The beauty and richness of the Galapagos Marine Reserve are foremost due to the archipelago’s location at the conjunction of at least three major ocean currents, joining warm northern waters with rich arctic waters and deep cold waters from the west. As a result, a unique array of life comes together resulting in an extraordinarily high level of endemism. Endemism is much rarer among marine life than terrestrial species, as marine species are more prone to long migrations and intermingling. The multitude of life is only strengthened by the diverse marine habitats located below the stunning turquoise waters, including vertical walls, coral reefs, rocky bottoms, sandy beaches, and mangrove forests.
After decades of warnings from the scientific community, the world is beginning to suffer the initial effects of climate change. Reports demonstrate that the global temperature has increased 0.7°C since pre-industrial times, the effect of which is being felt by marine species from the equatorial tropics to the deep poles. Rising ocean levels, water temperature, and water acidity all present potentially threating situations for our oceans.
Some of the most essential organisms affected by increasing ocean temperatures are plankton and algae which, although they may seem irrelevant, are the veritable foundation of the marine food chain and are hugely important to a healthy marine environment, especially coral. If ocean temperatures rise by just one degree Celsius for as little as four weeks, coral expels the algae they contain in response to heat stress through a process known as coral bleaching. Algae are the primary food producer for coral and provide up to 90 percent of the energy corals need to reproduce and grow. Without algae, coral slowly appears to become transparent, revealing its white skeleton. If water conditions do not return to normal, coral is not able to regain the algae and will literally starve. Coral bleaching has become dangerously widespread in recent years, and the Galapagos Islands are not an exception.
Galapagos coral and its global significance

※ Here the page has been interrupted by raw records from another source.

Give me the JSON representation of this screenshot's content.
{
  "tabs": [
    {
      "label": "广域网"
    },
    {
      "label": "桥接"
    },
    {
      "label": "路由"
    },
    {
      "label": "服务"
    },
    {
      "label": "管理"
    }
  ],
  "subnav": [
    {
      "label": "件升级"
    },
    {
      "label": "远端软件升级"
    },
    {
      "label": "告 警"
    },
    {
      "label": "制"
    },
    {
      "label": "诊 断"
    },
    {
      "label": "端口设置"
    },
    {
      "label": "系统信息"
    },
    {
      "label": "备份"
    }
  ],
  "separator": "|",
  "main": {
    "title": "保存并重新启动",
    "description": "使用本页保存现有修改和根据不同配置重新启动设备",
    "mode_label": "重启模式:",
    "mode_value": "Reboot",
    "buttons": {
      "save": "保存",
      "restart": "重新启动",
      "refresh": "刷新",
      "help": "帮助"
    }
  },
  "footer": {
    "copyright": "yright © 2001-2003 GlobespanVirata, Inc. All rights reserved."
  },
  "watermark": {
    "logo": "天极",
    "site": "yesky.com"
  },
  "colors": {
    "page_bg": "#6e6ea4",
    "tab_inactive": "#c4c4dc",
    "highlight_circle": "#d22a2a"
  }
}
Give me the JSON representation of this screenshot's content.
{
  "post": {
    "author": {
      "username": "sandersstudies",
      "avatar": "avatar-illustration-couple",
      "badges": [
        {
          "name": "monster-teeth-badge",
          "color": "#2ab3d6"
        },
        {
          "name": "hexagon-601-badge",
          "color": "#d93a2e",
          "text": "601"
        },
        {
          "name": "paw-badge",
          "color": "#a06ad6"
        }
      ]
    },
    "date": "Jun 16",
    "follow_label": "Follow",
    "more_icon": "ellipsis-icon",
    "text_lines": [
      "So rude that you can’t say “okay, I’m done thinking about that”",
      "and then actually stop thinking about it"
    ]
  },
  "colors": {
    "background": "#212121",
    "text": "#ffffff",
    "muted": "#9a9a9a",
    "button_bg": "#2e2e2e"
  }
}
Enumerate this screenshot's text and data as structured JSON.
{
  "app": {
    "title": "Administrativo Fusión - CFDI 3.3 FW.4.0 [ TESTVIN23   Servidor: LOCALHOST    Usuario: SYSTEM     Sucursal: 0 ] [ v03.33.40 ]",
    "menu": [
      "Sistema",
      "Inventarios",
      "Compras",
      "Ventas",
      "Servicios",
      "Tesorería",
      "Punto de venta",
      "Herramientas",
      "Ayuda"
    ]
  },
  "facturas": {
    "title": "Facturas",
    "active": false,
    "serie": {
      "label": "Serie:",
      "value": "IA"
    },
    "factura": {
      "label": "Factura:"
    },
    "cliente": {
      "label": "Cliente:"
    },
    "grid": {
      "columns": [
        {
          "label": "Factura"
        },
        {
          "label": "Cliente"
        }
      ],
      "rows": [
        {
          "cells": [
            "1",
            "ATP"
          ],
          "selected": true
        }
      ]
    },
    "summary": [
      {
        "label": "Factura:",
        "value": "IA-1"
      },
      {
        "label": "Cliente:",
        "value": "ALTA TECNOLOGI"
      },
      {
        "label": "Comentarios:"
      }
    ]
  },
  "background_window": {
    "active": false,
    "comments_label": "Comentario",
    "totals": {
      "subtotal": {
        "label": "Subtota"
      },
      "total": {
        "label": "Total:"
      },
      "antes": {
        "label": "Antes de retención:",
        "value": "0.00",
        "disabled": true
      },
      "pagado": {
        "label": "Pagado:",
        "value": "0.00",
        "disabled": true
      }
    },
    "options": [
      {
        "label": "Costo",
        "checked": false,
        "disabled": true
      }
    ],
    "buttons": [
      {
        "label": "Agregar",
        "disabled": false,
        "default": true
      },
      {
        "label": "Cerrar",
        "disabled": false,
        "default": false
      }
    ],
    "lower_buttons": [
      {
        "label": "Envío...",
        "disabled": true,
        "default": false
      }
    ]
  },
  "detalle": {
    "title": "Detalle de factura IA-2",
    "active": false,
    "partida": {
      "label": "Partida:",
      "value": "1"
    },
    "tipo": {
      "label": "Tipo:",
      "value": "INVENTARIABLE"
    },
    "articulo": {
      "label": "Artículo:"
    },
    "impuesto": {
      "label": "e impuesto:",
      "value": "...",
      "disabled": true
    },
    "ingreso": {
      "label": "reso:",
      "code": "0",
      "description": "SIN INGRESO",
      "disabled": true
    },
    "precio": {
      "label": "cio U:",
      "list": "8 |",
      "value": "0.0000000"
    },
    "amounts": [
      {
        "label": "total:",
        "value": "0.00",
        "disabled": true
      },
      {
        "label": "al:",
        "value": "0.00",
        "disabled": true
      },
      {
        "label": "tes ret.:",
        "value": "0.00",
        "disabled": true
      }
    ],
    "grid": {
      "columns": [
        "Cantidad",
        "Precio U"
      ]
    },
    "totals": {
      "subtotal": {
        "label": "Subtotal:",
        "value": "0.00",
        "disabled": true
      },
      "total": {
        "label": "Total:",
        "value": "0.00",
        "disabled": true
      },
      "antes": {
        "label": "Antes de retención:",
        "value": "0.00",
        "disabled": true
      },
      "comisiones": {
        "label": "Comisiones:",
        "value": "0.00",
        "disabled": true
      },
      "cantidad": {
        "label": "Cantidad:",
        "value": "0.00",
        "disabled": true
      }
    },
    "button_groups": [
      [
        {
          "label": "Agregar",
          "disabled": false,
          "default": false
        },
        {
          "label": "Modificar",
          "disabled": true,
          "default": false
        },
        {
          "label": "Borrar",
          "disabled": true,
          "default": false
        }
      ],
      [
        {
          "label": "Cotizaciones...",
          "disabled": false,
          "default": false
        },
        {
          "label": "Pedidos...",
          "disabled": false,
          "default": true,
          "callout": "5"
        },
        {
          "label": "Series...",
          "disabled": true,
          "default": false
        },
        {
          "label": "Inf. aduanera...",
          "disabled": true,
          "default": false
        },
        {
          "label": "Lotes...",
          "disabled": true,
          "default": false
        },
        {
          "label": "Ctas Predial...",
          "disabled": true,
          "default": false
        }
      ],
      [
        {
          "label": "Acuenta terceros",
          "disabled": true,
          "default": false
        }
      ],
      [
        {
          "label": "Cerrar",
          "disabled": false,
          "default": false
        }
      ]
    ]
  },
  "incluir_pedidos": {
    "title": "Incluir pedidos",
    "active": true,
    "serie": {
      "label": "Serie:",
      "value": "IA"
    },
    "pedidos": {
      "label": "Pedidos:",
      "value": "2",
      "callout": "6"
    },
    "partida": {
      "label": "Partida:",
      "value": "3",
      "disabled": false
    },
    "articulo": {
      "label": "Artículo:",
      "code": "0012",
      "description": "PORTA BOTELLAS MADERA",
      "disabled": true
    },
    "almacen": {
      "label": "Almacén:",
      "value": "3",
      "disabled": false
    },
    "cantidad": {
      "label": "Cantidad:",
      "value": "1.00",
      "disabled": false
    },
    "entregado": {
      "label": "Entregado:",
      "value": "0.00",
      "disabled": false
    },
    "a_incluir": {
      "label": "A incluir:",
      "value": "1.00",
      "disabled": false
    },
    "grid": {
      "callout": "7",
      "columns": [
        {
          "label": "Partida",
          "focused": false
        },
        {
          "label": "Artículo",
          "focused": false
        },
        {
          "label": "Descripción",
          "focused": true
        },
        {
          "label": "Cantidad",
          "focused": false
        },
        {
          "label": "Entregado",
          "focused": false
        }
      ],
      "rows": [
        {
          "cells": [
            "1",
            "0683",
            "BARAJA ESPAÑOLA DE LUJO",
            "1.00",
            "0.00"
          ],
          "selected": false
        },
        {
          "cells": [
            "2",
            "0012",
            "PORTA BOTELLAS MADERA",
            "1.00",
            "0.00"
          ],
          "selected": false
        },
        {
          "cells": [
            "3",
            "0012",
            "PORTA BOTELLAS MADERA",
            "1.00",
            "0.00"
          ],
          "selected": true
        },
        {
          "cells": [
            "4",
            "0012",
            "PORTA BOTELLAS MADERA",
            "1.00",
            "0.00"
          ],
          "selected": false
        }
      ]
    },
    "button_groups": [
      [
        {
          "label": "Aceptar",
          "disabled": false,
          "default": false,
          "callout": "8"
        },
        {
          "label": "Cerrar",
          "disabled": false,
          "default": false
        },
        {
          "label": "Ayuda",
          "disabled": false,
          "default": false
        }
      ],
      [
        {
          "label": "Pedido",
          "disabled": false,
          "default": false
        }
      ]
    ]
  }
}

The Galapagos Islands are not typically known for their coral reefs, and indeed it was not until the 1970’s that scientists realized the Galapagos Marine Reserve contained coral; nevertheless, they play a very important role in determining the potential effects of climate change on reefs around the world. The unusual current patterns present in the archipelago and its isolation from human activity makes it the perfect ‘living laboratory’ for studying these effects. The Living Oceans Foundation has been conducting extensive research in the archipelago with the support of the University of Miami in an effort to evaluate how coral in the Galapagos is able to recover from strong El Niño events, as well as the impact that ocean acidification may have on the coral.
The future of coral
During the El Niño events of 1982-83 and 1997-98, a large part of the coral in the Galapagos died due to extremely high water temperatures. Only one reef truly recovered, which is located by the northernmost island in the Galapagos, Darwin Island. The coral reefs that survived were studied and compared to those that did not in order to understand the conditions that made coral more susceptible. Unfortunately, the results do not bode well for the future of coral reefs; however, as some coral is more thermotolerant than others, there is still hope. Furthermore, the study determined that distinct Symbiodinium species (unicellular organisms) cause certain kinds of coral to respond differently to bleaching; therefore, if a coral is able to host multiple symbiont types, it will be better equipped to cope with warming waters. One reason the northern coral survived was due to lower levels of acidity in that area (as a result of differing ocean currents), determining that reefs in the Galapagos are unable to survive if the water has a pH of 8.0 or less. Furthermore, after carrying out several lab studies, it was determined that the coral that died had weaker skeletons as a result of increased levels of phosphate in the water due to nutrient-rich upwellings; the increase in nutrients caused the coral to grow faster, forming less robust skeletons. The study thus found that those corals in highly acidic waters and exposed to higher levels of nutrients would be least resistant to the effects of climate change.